- Task objective
Work through the records that follow and return each line containing the word "text".

- Opening Delimiter -

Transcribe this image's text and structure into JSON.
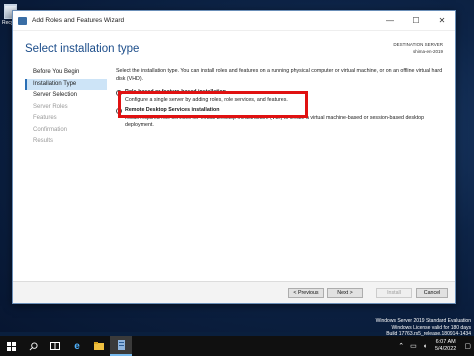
{
  "desktop": {
    "recycle_label": "Recy",
    "watermark": [
      "Windows Server 2019 Standard Evaluation",
      "Windows License valid for 180 days",
      "Build 17763.rs5_release.180914-1434"
    ]
  },
  "window": {
    "title": "Add Roles and Features Wizard",
    "controls": {
      "minimize": "—",
      "maximize": "☐",
      "close": "✕"
    },
    "page_title": "Select installation type",
    "destination_label": "DESTINATION SERVER",
    "destination_server": "shima-en-2019"
  },
  "sidebar": {
    "items": [
      {
        "label": "Before You Begin",
        "state": "normal"
      },
      {
        "label": "Installation Type",
        "state": "active"
      },
      {
        "label": "Server Selection",
        "state": "normal"
      },
      {
        "label": "Server Roles",
        "state": "disabled"
      },
      {
        "label": "Features",
        "state": "disabled"
      },
      {
        "label": "Confirmation",
        "state": "disabled"
      },
      {
        "label": "Results",
        "state": "disabled"
      }
    ]
  },
  "content": {
    "description": "Select the installation type. You can install roles and features on a running physical computer or virtual machine, or on an offline virtual hard disk (VHD).",
    "options": [
      {
        "title": "Role-based or feature-based installation",
        "text": "Configure a single server by adding roles, role services, and features.",
        "selected": true
      },
      {
        "title": "Remote Desktop Services installation",
        "text": "Install required role services for Virtual Desktop Infrastructure (VDI) to create a virtual machine-based or session-based desktop deployment.",
        "selected": false
      }
    ]
  },
  "footer": {
    "previous": "< Previous",
    "next": "Next >",
    "install": "Install",
    "cancel": "Cancel"
  },
  "taskbar": {
    "time": "6:07 AM",
    "date": "5/4/2022",
    "icons": [
      "windows-start",
      "search",
      "task-view",
      "internet-explorer",
      "file-explorer",
      "server-manager"
    ]
  },
  "colors": {
    "accent": "#1c4d8a",
    "highlight_border": "#e01111",
    "sidebar_active": "#cde4f7"
  }
}
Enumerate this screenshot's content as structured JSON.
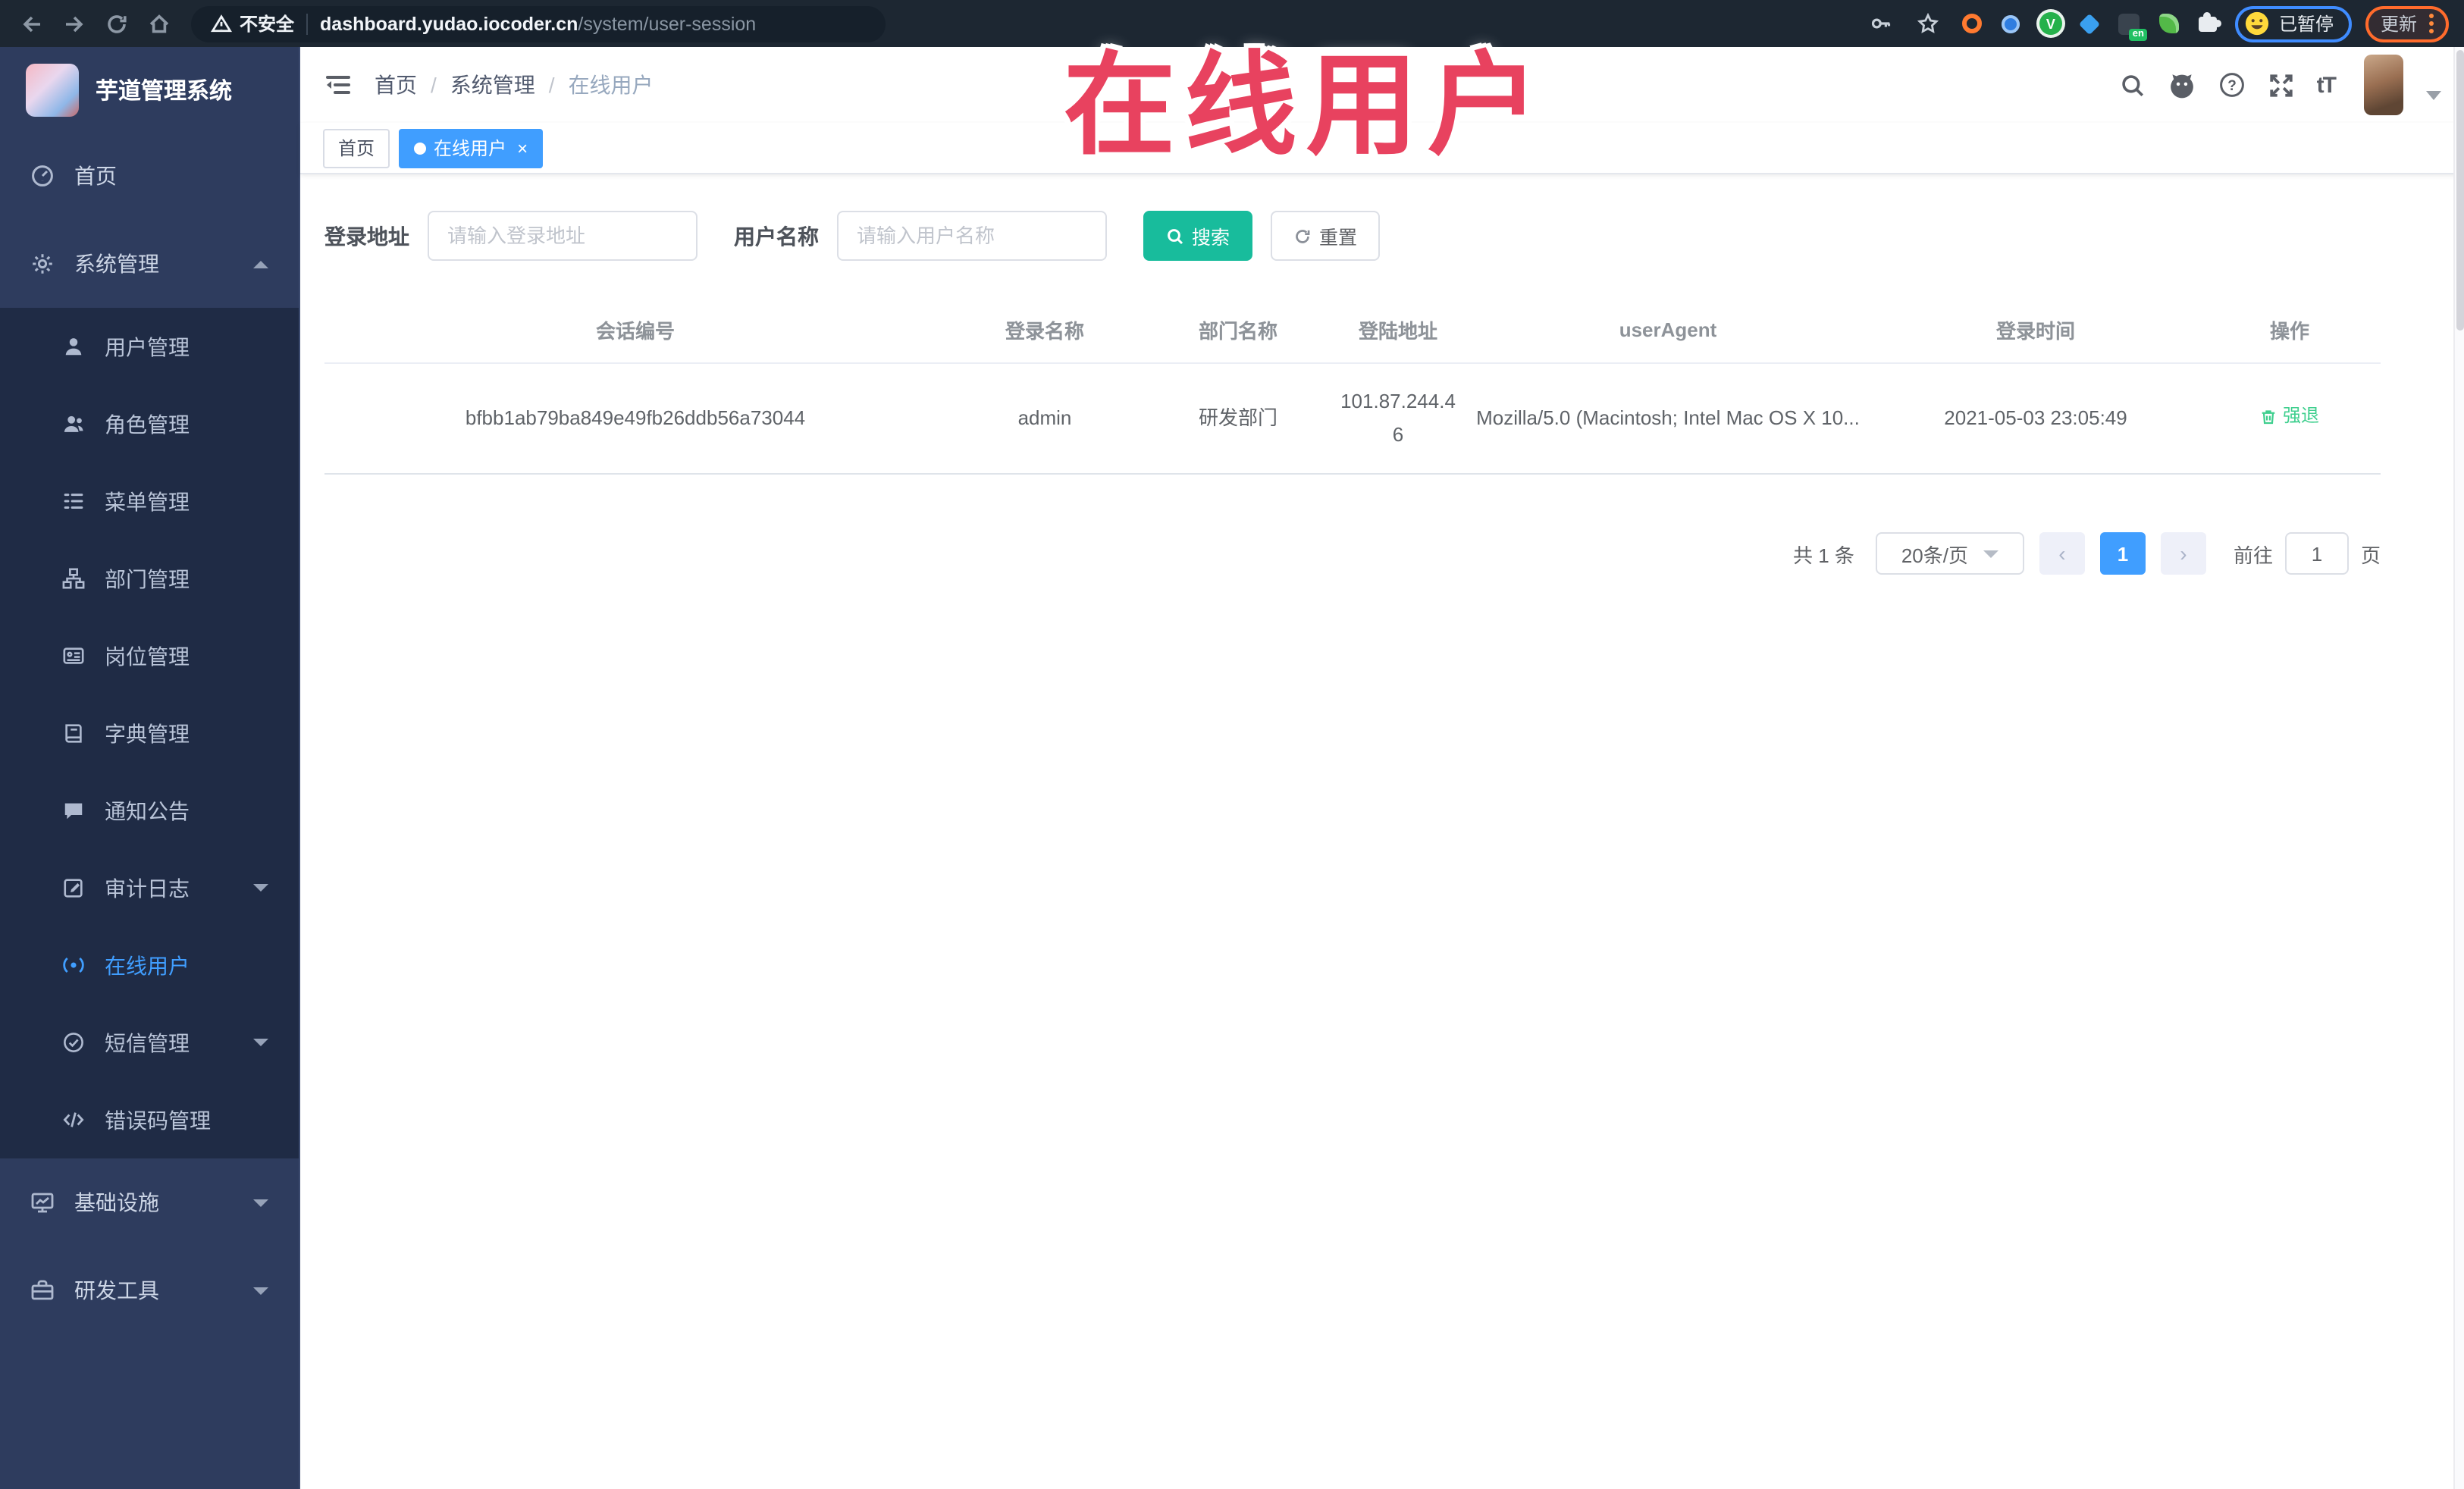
{
  "colors": {
    "accent_blue": "#409eff",
    "sidebar_bg": "#2e3c5e",
    "submenu_bg": "#1f2b45",
    "search_button": "#18bc9c",
    "action_green": "#3fcf8e",
    "annotation_red": "#e8425f",
    "chrome_bg": "#1d2732",
    "update_border": "#ff6b2c",
    "paused_border": "#3f8cff"
  },
  "annotation": {
    "text": "在线用户"
  },
  "browser": {
    "security_label": "不安全",
    "url_domain": "dashboard.yudao.iocoder.cn",
    "url_path": "/system/user-session",
    "translate_badge": "en",
    "paused_label": "已暂停",
    "update_label": "更新"
  },
  "sidebar": {
    "title": "芋道管理系统",
    "menu": [
      {
        "label": "首页",
        "icon": "dashboard-icon"
      },
      {
        "label": "系统管理",
        "icon": "gear-icon",
        "state": "expanded"
      }
    ],
    "submenu": [
      {
        "label": "用户管理",
        "icon": "user-icon"
      },
      {
        "label": "角色管理",
        "icon": "role-icon"
      },
      {
        "label": "菜单管理",
        "icon": "menu-list-icon"
      },
      {
        "label": "部门管理",
        "icon": "org-tree-icon"
      },
      {
        "label": "岗位管理",
        "icon": "id-card-icon"
      },
      {
        "label": "字典管理",
        "icon": "dict-book-icon"
      },
      {
        "label": "通知公告",
        "icon": "announcement-icon"
      },
      {
        "label": "审计日志",
        "icon": "audit-log-icon",
        "state": "collapsed"
      },
      {
        "label": "在线用户",
        "icon": "online-user-icon",
        "active": true
      },
      {
        "label": "短信管理",
        "icon": "sms-icon",
        "state": "collapsed"
      },
      {
        "label": "错误码管理",
        "icon": "code-icon"
      }
    ],
    "bottom": [
      {
        "label": "基础设施",
        "icon": "infra-monitor-icon",
        "state": "collapsed"
      },
      {
        "label": "研发工具",
        "icon": "dev-tools-icon",
        "state": "collapsed"
      }
    ]
  },
  "navbar": {
    "breadcrumb": [
      "首页",
      "系统管理",
      "在线用户"
    ],
    "separator": "/"
  },
  "tags": [
    {
      "label": "首页",
      "active": false
    },
    {
      "label": "在线用户",
      "active": true,
      "close": "×"
    }
  ],
  "filters": {
    "login_address_label": "登录地址",
    "login_address_placeholder": "请输入登录地址",
    "username_label": "用户名称",
    "username_placeholder": "请输入用户名称",
    "search_label": "搜索",
    "reset_label": "重置"
  },
  "table": {
    "columns": [
      "会话编号",
      "登录名称",
      "部门名称",
      "登陆地址",
      "userAgent",
      "登录时间",
      "操作"
    ],
    "row": {
      "session_id": "bfbb1ab79ba849e49fb26ddb56a73044",
      "login_name": "admin",
      "dept_name": "研发部门",
      "login_ip": "101.87.244.46",
      "user_agent": "Mozilla/5.0 (Macintosh; Intel Mac OS X 10...",
      "login_time": "2021-05-03 23:05:49",
      "action_label": "强退"
    }
  },
  "pagination": {
    "total_label": "共 1 条",
    "page_size_label": "20条/页",
    "prev_glyph": "‹",
    "next_glyph": "›",
    "current_page": "1",
    "goto_label": "前往",
    "goto_value": "1",
    "unit_label": "页"
  }
}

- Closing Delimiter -

- Exercise result
Transcribe this image's text and structure into JSON.
        "text": "Configure a single server by adding roles, role services, and features.",
        "text": "Install required role services for Virtual Desktop Infrastructure (VDI) to create a virtual machine-based or session-based desktop deployment.",
    "text": "在线用户"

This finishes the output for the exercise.